## About this task
Print out each record, keeping it identical to the original.

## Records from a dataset

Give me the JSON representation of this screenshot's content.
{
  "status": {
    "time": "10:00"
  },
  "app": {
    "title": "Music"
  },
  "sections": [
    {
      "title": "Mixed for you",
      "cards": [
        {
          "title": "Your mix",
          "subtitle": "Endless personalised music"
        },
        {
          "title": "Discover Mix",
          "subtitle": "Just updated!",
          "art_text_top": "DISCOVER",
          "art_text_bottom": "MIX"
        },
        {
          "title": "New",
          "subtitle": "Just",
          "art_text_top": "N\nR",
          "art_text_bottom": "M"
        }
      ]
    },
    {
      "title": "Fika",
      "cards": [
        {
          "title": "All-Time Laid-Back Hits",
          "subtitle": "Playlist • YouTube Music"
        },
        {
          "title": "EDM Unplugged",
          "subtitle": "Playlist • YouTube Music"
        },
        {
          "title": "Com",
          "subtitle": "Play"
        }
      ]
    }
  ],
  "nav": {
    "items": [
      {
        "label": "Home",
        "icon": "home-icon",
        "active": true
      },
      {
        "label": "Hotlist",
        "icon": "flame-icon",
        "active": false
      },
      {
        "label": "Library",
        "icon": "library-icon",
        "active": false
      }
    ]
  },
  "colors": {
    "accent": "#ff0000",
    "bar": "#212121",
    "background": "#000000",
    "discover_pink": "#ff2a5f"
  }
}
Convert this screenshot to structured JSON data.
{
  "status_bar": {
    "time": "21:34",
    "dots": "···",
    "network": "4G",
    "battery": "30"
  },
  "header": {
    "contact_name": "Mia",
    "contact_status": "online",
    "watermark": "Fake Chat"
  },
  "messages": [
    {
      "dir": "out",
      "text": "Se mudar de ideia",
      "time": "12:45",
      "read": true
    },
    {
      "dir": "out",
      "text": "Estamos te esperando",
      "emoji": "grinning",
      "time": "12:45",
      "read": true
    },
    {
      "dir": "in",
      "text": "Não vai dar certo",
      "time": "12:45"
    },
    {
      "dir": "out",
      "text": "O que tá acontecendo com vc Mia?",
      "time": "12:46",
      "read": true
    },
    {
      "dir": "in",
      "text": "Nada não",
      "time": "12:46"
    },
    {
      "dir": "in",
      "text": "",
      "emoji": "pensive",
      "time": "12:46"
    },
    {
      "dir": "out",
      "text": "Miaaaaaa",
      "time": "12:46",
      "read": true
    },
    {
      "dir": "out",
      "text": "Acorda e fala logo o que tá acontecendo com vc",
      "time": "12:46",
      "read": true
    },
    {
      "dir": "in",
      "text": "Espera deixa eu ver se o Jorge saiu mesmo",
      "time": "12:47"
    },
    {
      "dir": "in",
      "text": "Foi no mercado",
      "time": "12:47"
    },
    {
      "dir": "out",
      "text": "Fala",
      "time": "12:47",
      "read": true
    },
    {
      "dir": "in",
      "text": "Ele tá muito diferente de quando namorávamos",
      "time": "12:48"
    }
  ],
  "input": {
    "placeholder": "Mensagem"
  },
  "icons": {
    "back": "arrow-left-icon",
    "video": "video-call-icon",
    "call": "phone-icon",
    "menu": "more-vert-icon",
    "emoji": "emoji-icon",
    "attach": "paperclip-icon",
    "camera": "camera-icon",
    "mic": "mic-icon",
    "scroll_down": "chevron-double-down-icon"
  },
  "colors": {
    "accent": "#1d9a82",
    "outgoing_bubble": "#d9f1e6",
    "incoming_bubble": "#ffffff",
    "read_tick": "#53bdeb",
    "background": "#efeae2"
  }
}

## Task solution
Give me the JSON representation of this screenshot's content.
{
  "status": {
    "time": "10:00"
  },
  "app": {
    "title": "Music"
  },
  "sections": [
    {
      "title": "Mixed for you",
      "cards": [
        {
          "title": "Your mix",
          "subtitle": "Endless personalised music"
        },
        {
          "title": "Discover Mix",
          "subtitle": "Just updated!",
          "art_text_top": "DISCOVER",
          "art_text_bottom": "MIX"
        },
        {
          "title": "New",
          "subtitle": "Just",
          "art_text_top": "N\nR",
          "art_text_bottom": "M"
        }
      ]
    },
    {
      "title": "Fika",
      "cards": [
        {
          "title": "All-Time Laid-Back Hits",
          "subtitle": "Playlist • YouTube Music"
        },
        {
          "title": "EDM Unplugged",
          "subtitle": "Playlist • YouTube Music"
        },
        {
          "title": "Com",
          "subtitle": "Play"
        }
      ]
    }
  ],
  "nav": {
    "items": [
      {
        "label": "Home",
        "icon": "home-icon",
        "active": true
      },
      {
        "label": "Hotlist",
        "icon": "flame-icon",
        "active": false
      },
      {
        "label": "Library",
        "icon": "library-icon",
        "active": false
      }
    ]
  },
  "colors": {
    "accent": "#ff0000",
    "bar": "#212121",
    "background": "#000000",
    "discover_pink": "#ff2a5f"
  }
}
Convert this screenshot to structured JSON data.
{
  "status_bar": {
    "time": "21:34",
    "dots": "···",
    "network": "4G",
    "battery": "30"
  },
  "header": {
    "contact_name": "Mia",
    "contact_status": "online",
    "watermark": "Fake Chat"
  },
  "messages": [
    {
      "dir": "out",
      "text": "Se mudar de ideia",
      "time": "12:45",
      "read": true
    },
    {
      "dir": "out",
      "text": "Estamos te esperando",
      "emoji": "grinning",
      "time": "12:45",
      "read": true
    },
    {
      "dir": "in",
      "text": "Não vai dar certo",
      "time": "12:45"
    },
    {
      "dir": "out",
      "text": "O que tá acontecendo com vc Mia?",
      "time": "12:46",
      "read": true
    },
    {
      "dir": "in",
      "text": "Nada não",
      "time": "12:46"
    },
    {
      "dir": "in",
      "text": "",
      "emoji": "pensive",
      "time": "12:46"
    },
    {
      "dir": "out",
      "text": "Miaaaaaa",
      "time": "12:46",
      "read": true
    },
    {
      "dir": "out",
      "text": "Acorda e fala logo o que tá acontecendo com vc",
      "time": "12:46",
      "read": true
    },
    {
      "dir": "in",
      "text": "Espera deixa eu ver se o Jorge saiu mesmo",
      "time": "12:47"
    },
    {
      "dir": "in",
      "text": "Foi no mercado",
      "time": "12:47"
    },
    {
      "dir": "out",
      "text": "Fala",
      "time": "12:47",
      "read": true
    },
    {
      "dir": "in",
      "text": "Ele tá muito diferente de quando namorávamos",
      "time": "12:48"
    }
  ],
  "input": {
    "placeholder": "Mensagem"
  },
  "icons": {
    "back": "arrow-left-icon",
    "video": "video-call-icon",
    "call": "phone-icon",
    "menu": "more-vert-icon",
    "emoji": "emoji-icon",
    "attach": "paperclip-icon",
    "camera": "camera-icon",
    "mic": "mic-icon",
    "scroll_down": "chevron-double-down-icon"
  },
  "colors": {
    "accent": "#1d9a82",
    "outgoing_bubble": "#d9f1e6",
    "incoming_bubble": "#ffffff",
    "read_tick": "#53bdeb",
    "background": "#efeae2"
  }
}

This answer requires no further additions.